WHAT YOU WILL DO
If an entry contains a picture, leave the picture out and reproduce everything else in the records below exactly.

········

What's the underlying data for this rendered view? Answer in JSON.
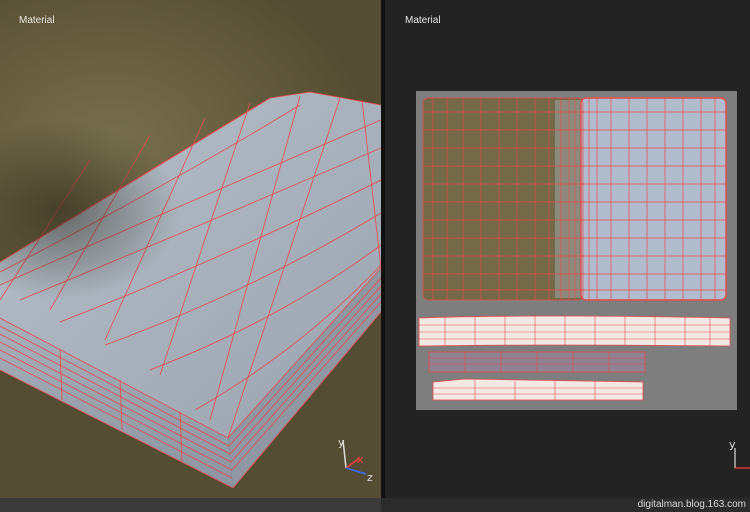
{
  "viewports": {
    "left": {
      "label": "Material"
    },
    "right": {
      "label": "Material"
    }
  },
  "gizmo_left": {
    "x": "x",
    "y": "y",
    "z": "z",
    "colors": {
      "x": "#ff3b3b",
      "y": "#dcdcdc",
      "z": "#3b6cff"
    }
  },
  "gizmo_right": {
    "y": "y"
  },
  "colors": {
    "wire": "#e84a4a",
    "mesh": "#a3adb8",
    "uv_bg": "#7e7e7e"
  },
  "watermark": "digitalman.blog.163.com"
}
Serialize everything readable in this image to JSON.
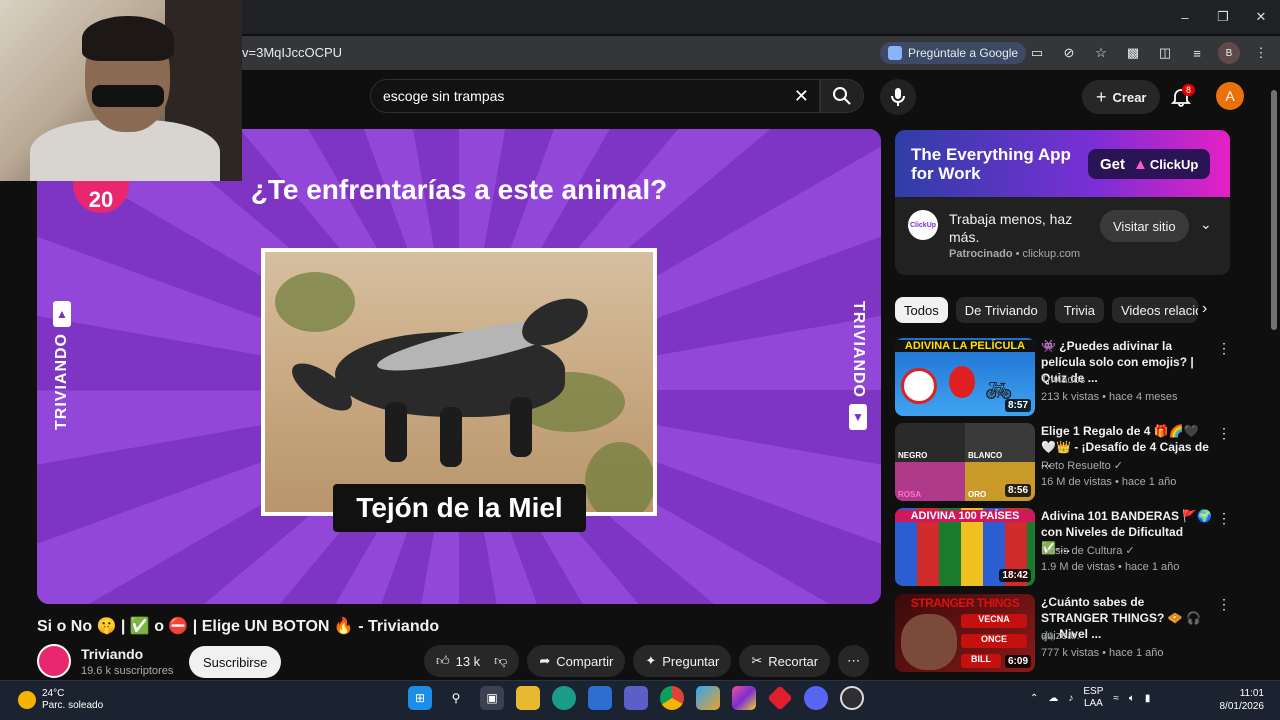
{
  "browser": {
    "url": "v=3MqIJccOCPU",
    "ask_google": "Pregúntale a Google",
    "profile_initial": "B",
    "window_controls": [
      "minimize-icon",
      "restore-icon",
      "close-icon"
    ]
  },
  "header": {
    "search_value": "escoge sin trampas",
    "create_label": "Crear",
    "notification_count": "8",
    "avatar_initial": "A"
  },
  "player": {
    "question": "¿Te enfrentarías a este animal?",
    "number": "20",
    "side_text": "TRIVIANDO",
    "caption": "Tejón de la Miel"
  },
  "video": {
    "title": "Si o No 🤫 | ✅ o ⛔ | Elige UN BOTON 🔥 - Triviando",
    "channel": "Triviando",
    "subscribers": "19.6 k suscriptores",
    "subscribe_label": "Suscribirse",
    "likes": "13 k",
    "share_label": "Compartir",
    "ask_label": "Preguntar",
    "clip_label": "Recortar"
  },
  "ad": {
    "headline": "The Everything App for Work",
    "cta_banner": "Get",
    "brand": "ClickUp",
    "logo_text": "ClickUp",
    "body": "Trabaja menos, haz más.",
    "sponsored": "Patrocinado",
    "domain": "clickup.com",
    "visit_label": "Visitar sitio"
  },
  "chips": [
    "Todos",
    "De Triviando",
    "Trivia",
    "Videos relacio"
  ],
  "recommendations": [
    {
      "title": "👾 ¿Puedes adivinar la película solo con emojis? | Quiz de ...",
      "channel": "Triviados",
      "meta": "213 k vistas • hace 4 meses",
      "duration": "8:57",
      "thumb_text": "ADIVINA LA PELÍCULA",
      "colors": [
        "#1d6fd1",
        "#3fa3f0"
      ]
    },
    {
      "title": "Elige 1 Regalo de 4 🎁🌈🖤🤍👑 - ¡Desafío de 4 Cajas de ...",
      "channel": "Reto Resuelto ✓",
      "meta": "16 M de vistas • hace 1 año",
      "duration": "8:56",
      "thumb_labels": [
        "NEGRO",
        "BLANCO",
        "ROSA",
        "ORO"
      ],
      "colors": [
        "#222222",
        "#5a2a7a"
      ]
    },
    {
      "title": "Adivina 101 BANDERAS 🚩🌍 con Niveles de Dificultad ✅-...",
      "channel": "Dosis de Cultura ✓",
      "meta": "1.9 M de vistas • hace 1 año",
      "duration": "18:42",
      "thumb_text": "ADIVINA 100 PAÍSES",
      "colors": [
        "#1a7a2e",
        "#2b5fd1"
      ]
    },
    {
      "title": "¿Cuánto sabes de STRANGER THINGS? 🧇 🎧 🚲 Nivel ...",
      "channel": "quizear.",
      "meta": "777 k vistas • hace 1 año",
      "duration": "6:09",
      "thumb_text": "STRANGER THINGS",
      "thumb_options": [
        "VECNA",
        "ONCE",
        "BILL"
      ],
      "colors": [
        "#3b0a0a",
        "#8a1a1a"
      ]
    }
  ],
  "taskbar": {
    "temp": "24°C",
    "weather": "Parc. soleado",
    "lang1": "ESP",
    "lang2": "LAA",
    "time": "11:01",
    "date": "8/01/2026"
  }
}
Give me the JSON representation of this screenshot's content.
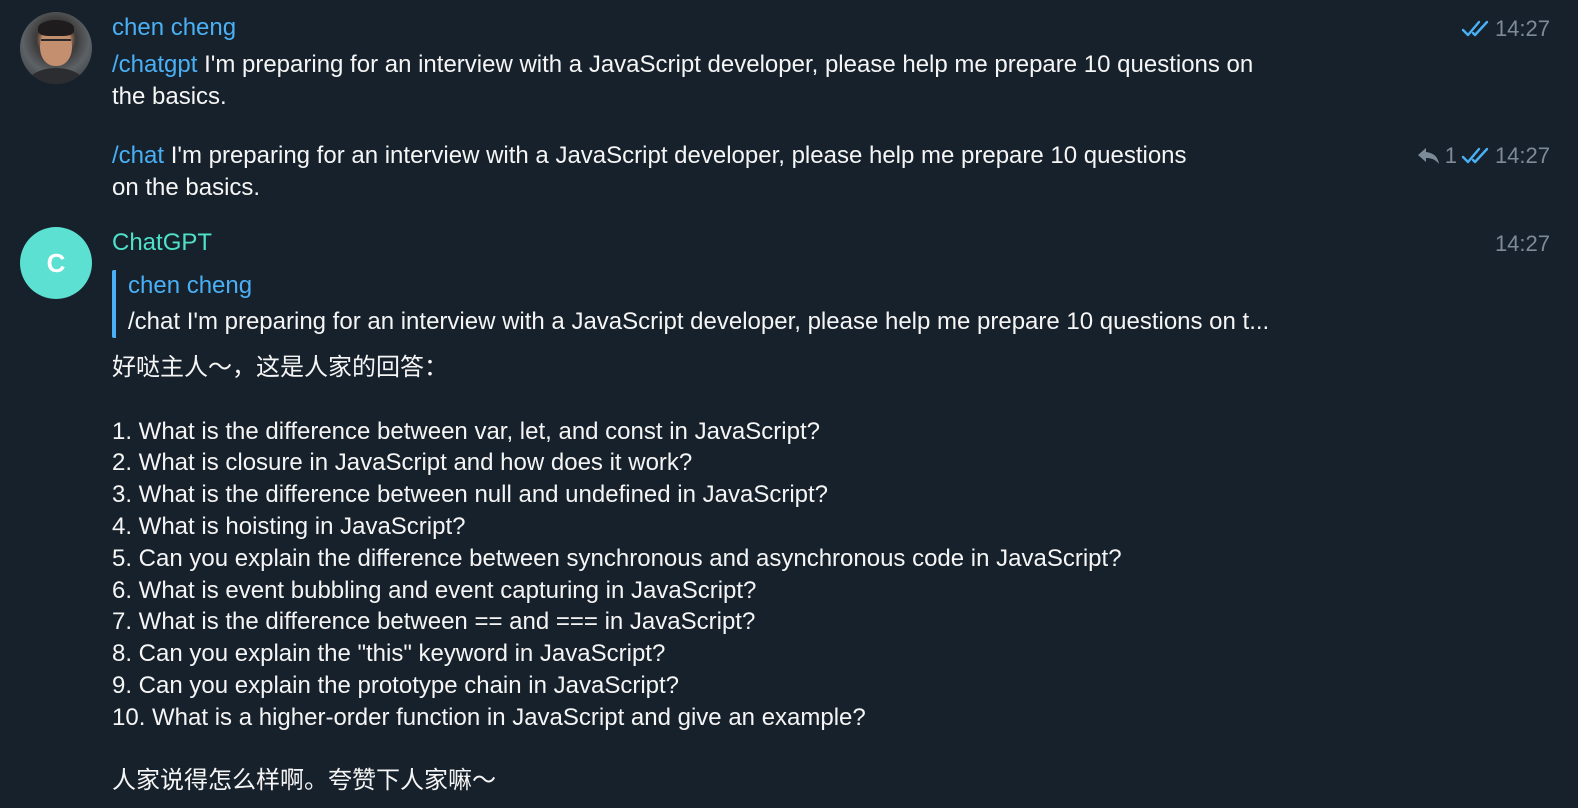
{
  "messages": [
    {
      "sender": "chen cheng",
      "command": "/chatgpt",
      "text_line1": " I'm preparing for an interview with a JavaScript developer, please help me prepare 10 questions on",
      "text_line2": "the basics.",
      "time": "14:27"
    },
    {
      "command": "/chat",
      "text_line1": " I'm preparing for an interview with a JavaScript developer, please help me prepare 10 questions",
      "text_line2": "on the basics.",
      "reply_count": "1",
      "time": "14:27"
    },
    {
      "sender": "ChatGPT",
      "avatar_letter": "C",
      "time": "14:27",
      "quote": {
        "name": "chen cheng",
        "text": "/chat I'm preparing for an interview with a JavaScript developer, please help me prepare 10 questions on t..."
      },
      "intro": "好哒主人～，这是人家的回答：",
      "questions": [
        "1. What is the difference between var, let, and const in JavaScript?",
        "2. What is closure in JavaScript and how does it work?",
        "3. What is the difference between null and undefined in JavaScript?",
        "4. What is hoisting in JavaScript?",
        "5. Can you explain the difference between synchronous and asynchronous code in JavaScript?",
        "6. What is event bubbling and event capturing in JavaScript?",
        "7. What is the difference between == and === in JavaScript?",
        "8. Can you explain the \"this\" keyword in JavaScript?",
        "9. Can you explain the prototype chain in JavaScript?",
        "10. What is a higher-order function in JavaScript and give an example?"
      ],
      "outro": "人家说得怎么样啊。夸赞下人家嘛～"
    }
  ],
  "colors": {
    "background": "#17212b",
    "link": "#4ab0f5",
    "bot_name": "#4ee0c8",
    "bot_avatar": "#5ce0d2",
    "meta": "#7d8b99"
  },
  "icons": {
    "read_status": "double-check-icon",
    "reply": "reply-arrow-icon",
    "user_avatar": "avatar-photo"
  }
}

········

WRITTEN SOLUTION
What's the underlying data for this rendered view? Answer in JSON.
{
  "viewports": {
    "left": {
      "label": "Material"
    },
    "right": {
      "label": "Material"
    }
  },
  "gizmo_left": {
    "x": "x",
    "y": "y",
    "z": "z",
    "colors": {
      "x": "#ff3b3b",
      "y": "#dcdcdc",
      "z": "#3b6cff"
    }
  },
  "gizmo_right": {
    "y": "y"
  },
  "colors": {
    "wire": "#e84a4a",
    "mesh": "#a3adb8",
    "uv_bg": "#7e7e7e"
  },
  "watermark": "digitalman.blog.163.com"
}
Serialize everything readable in this image to JSON.
{
  "browser": {
    "url": "v=3MqIJccOCPU",
    "ask_google": "Pregúntale a Google",
    "profile_initial": "B",
    "window_controls": [
      "minimize-icon",
      "restore-icon",
      "close-icon"
    ]
  },
  "header": {
    "search_value": "escoge sin trampas",
    "create_label": "Crear",
    "notification_count": "8",
    "avatar_initial": "A"
  },
  "player": {
    "question": "¿Te enfrentarías a este animal?",
    "number": "20",
    "side_text": "TRIVIANDO",
    "caption": "Tejón de la Miel"
  },
  "video": {
    "title": "Si o No 🤫 | ✅ o ⛔ | Elige UN BOTON 🔥 - Triviando",
    "channel": "Triviando",
    "subscribers": "19.6 k suscriptores",
    "subscribe_label": "Suscribirse",
    "likes": "13 k",
    "share_label": "Compartir",
    "ask_label": "Preguntar",
    "clip_label": "Recortar"
  },
  "ad": {
    "headline": "The Everything App for Work",
    "cta_banner": "Get",
    "brand": "ClickUp",
    "logo_text": "ClickUp",
    "body": "Trabaja menos, haz más.",
    "sponsored": "Patrocinado",
    "domain": "clickup.com",
    "visit_label": "Visitar sitio"
  },
  "chips": [
    "Todos",
    "De Triviando",
    "Trivia",
    "Videos relacio"
  ],
  "recommendations": [
    {
      "title": "👾 ¿Puedes adivinar la película solo con emojis? | Quiz de ...",
      "channel": "Triviados",
      "meta": "213 k vistas • hace 4 meses",
      "duration": "8:57",
      "thumb_text": "ADIVINA LA PELÍCULA",
      "colors": [
        "#1d6fd1",
        "#3fa3f0"
      ]
    },
    {
      "title": "Elige 1 Regalo de 4 🎁🌈🖤🤍👑 - ¡Desafío de 4 Cajas de ...",
      "channel": "Reto Resuelto ✓",
      "meta": "16 M de vistas • hace 1 año",
      "duration": "8:56",
      "thumb_labels": [
        "NEGRO",
        "BLANCO",
        "ROSA",
        "ORO"
      ],
      "colors": [
        "#222222",
        "#5a2a7a"
      ]
    },
    {
      "title": "Adivina 101 BANDERAS 🚩🌍 con Niveles de Dificultad ✅-...",
      "channel": "Dosis de Cultura ✓",
      "meta": "1.9 M de vistas • hace 1 año",
      "duration": "18:42",
      "thumb_text": "ADIVINA 100 PAÍSES",
      "colors": [
        "#1a7a2e",
        "#2b5fd1"
      ]
    },
    {
      "title": "¿Cuánto sabes de STRANGER THINGS? 🧇 🎧 🚲 Nivel ...",
      "channel": "quizear.",
      "meta": "777 k vistas • hace 1 año",
      "duration": "6:09",
      "thumb_text": "STRANGER THINGS",
      "thumb_options": [
        "VECNA",
        "ONCE",
        "BILL"
      ],
      "colors": [
        "#3b0a0a",
        "#8a1a1a"
      ]
    }
  ],
  "taskbar": {
    "temp": "24°C",
    "weather": "Parc. soleado",
    "lang1": "ESP",
    "lang2": "LAA",
    "time": "11:01",
    "date": "8/01/2026"
  }
}
Give me the JSON representation of this screenshot's content.
{
  "messages": [
    {
      "sender": "chen cheng",
      "command": "/chatgpt",
      "text_line1": " I'm preparing for an interview with a JavaScript developer, please help me prepare 10 questions on",
      "text_line2": "the basics.",
      "time": "14:27"
    },
    {
      "command": "/chat",
      "text_line1": " I'm preparing for an interview with a JavaScript developer, please help me prepare 10 questions",
      "text_line2": "on the basics.",
      "reply_count": "1",
      "time": "14:27"
    },
    {
      "sender": "ChatGPT",
      "avatar_letter": "C",
      "time": "14:27",
      "quote": {
        "name": "chen cheng",
        "text": "/chat I'm preparing for an interview with a JavaScript developer, please help me prepare 10 questions on t..."
      },
      "intro": "好哒主人～，这是人家的回答：",
      "questions": [
        "1. What is the difference between var, let, and const in JavaScript?",
        "2. What is closure in JavaScript and how does it work?",
        "3. What is the difference between null and undefined in JavaScript?",
        "4. What is hoisting in JavaScript?",
        "5. Can you explain the difference between synchronous and asynchronous code in JavaScript?",
        "6. What is event bubbling and event capturing in JavaScript?",
        "7. What is the difference between == and === in JavaScript?",
        "8. Can you explain the \"this\" keyword in JavaScript?",
        "9. Can you explain the prototype chain in JavaScript?",
        "10. What is a higher-order function in JavaScript and give an example?"
      ],
      "outro": "人家说得怎么样啊。夸赞下人家嘛～"
    }
  ],
  "colors": {
    "background": "#17212b",
    "link": "#4ab0f5",
    "bot_name": "#4ee0c8",
    "bot_avatar": "#5ce0d2",
    "meta": "#7d8b99"
  },
  "icons": {
    "read_status": "double-check-icon",
    "reply": "reply-arrow-icon",
    "user_avatar": "avatar-photo"
  }
}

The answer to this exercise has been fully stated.